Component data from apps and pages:
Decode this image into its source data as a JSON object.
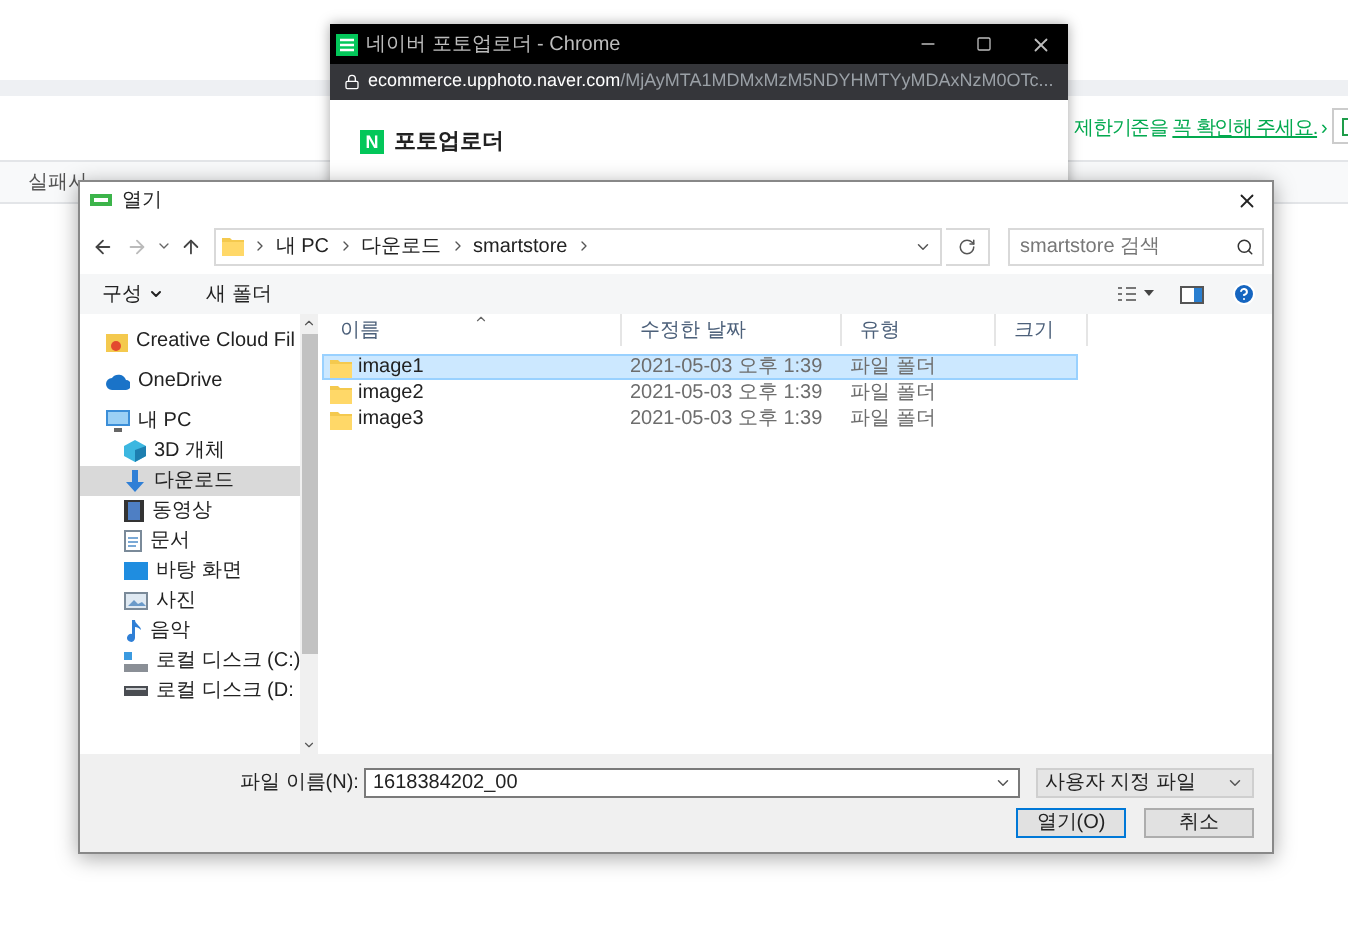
{
  "page": {
    "left_label": "실패사",
    "notice": {
      "text": "제한기준을 ",
      "link": "꼭 확인해 주세요.",
      "chevron": "›"
    }
  },
  "browser_window": {
    "title": "네이버 포토업로더 - Chrome",
    "url_host": "ecommerce.upphoto.naver.com",
    "url_path": "/MjAyMTA1MDMxMzM5NDYHMTYyMDAxNzM0OTc...",
    "logo_letter": "N",
    "app_title": "포토업로더"
  },
  "dialog": {
    "title": "열기",
    "breadcrumb": [
      "내 PC",
      "다운로드",
      "smartstore"
    ],
    "search": {
      "placeholder": "smartstore 검색"
    },
    "toolbar": {
      "organize": "구성",
      "new_folder": "새 폴더"
    },
    "sidebar": [
      {
        "label": "Creative Cloud Fil",
        "kind": "cloud",
        "selected": false
      },
      {
        "label": "OneDrive",
        "kind": "onedrive",
        "selected": false
      },
      {
        "label": "내 PC",
        "kind": "pc",
        "selected": false,
        "children": [
          {
            "label": "3D 개체",
            "kind": "cube",
            "selected": false
          },
          {
            "label": "다운로드",
            "kind": "download",
            "selected": true
          },
          {
            "label": "동영상",
            "kind": "video",
            "selected": false
          },
          {
            "label": "문서",
            "kind": "document",
            "selected": false
          },
          {
            "label": "바탕 화면",
            "kind": "desktop",
            "selected": false
          },
          {
            "label": "사진",
            "kind": "picture",
            "selected": false
          },
          {
            "label": "음악",
            "kind": "music",
            "selected": false
          },
          {
            "label": "로컬 디스크 (C:)",
            "kind": "disk",
            "selected": false
          },
          {
            "label": "로컬 디스크 (D:",
            "kind": "drive",
            "selected": false
          }
        ]
      }
    ],
    "columns": [
      "이름",
      "수정한 날짜",
      "유형",
      "크기"
    ],
    "rows": [
      {
        "name": "image1",
        "modified": "2021-05-03 오후 1:39",
        "type": "파일 폴더",
        "selected": true
      },
      {
        "name": "image2",
        "modified": "2021-05-03 오후 1:39",
        "type": "파일 폴더",
        "selected": false
      },
      {
        "name": "image3",
        "modified": "2021-05-03 오후 1:39",
        "type": "파일 폴더",
        "selected": false
      }
    ],
    "file_name_label": "파일 이름(N):",
    "file_name": "1618384202_00",
    "file_type": "사용자 지정 파일",
    "buttons": [
      "열기(O)",
      "취소"
    ]
  }
}
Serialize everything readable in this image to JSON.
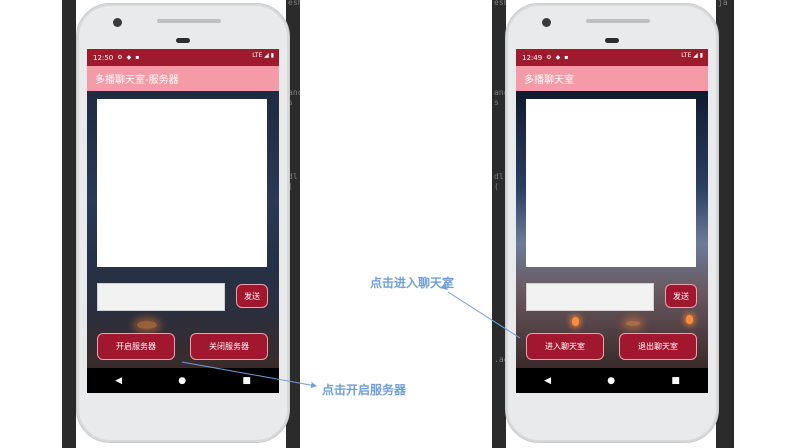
{
  "left_phone": {
    "status_time": "12:50",
    "status_right": "LTE",
    "app_title": "多播聊天室-服务器",
    "send_label": "发送",
    "button_left": "开启服务器",
    "button_right": "关闭服务器",
    "nav": {
      "back": "◀",
      "home": "●",
      "recents": "■"
    }
  },
  "right_phone": {
    "status_time": "12:49",
    "status_right": "LTE",
    "app_title": "多播聊天室",
    "send_label": "发送",
    "button_left": "进入聊天室",
    "button_right": "退出聊天室",
    "nav": {
      "back": "◀",
      "home": "●",
      "recents": "■"
    }
  },
  "annotations": {
    "enter_chat": "点击进入聊天室",
    "start_server": "点击开启服务器"
  },
  "colors": {
    "status_bar": "#9d1b2c",
    "app_bar": "#f59ba7",
    "button": "#a1172d",
    "annotation": "#6f9fdb"
  }
}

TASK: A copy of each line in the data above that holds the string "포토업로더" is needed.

SOLUTION FOR THIS PROBLEM:
    "title": "네이버 포토업로더 - Chrome",
    "app_title": "포토업로더"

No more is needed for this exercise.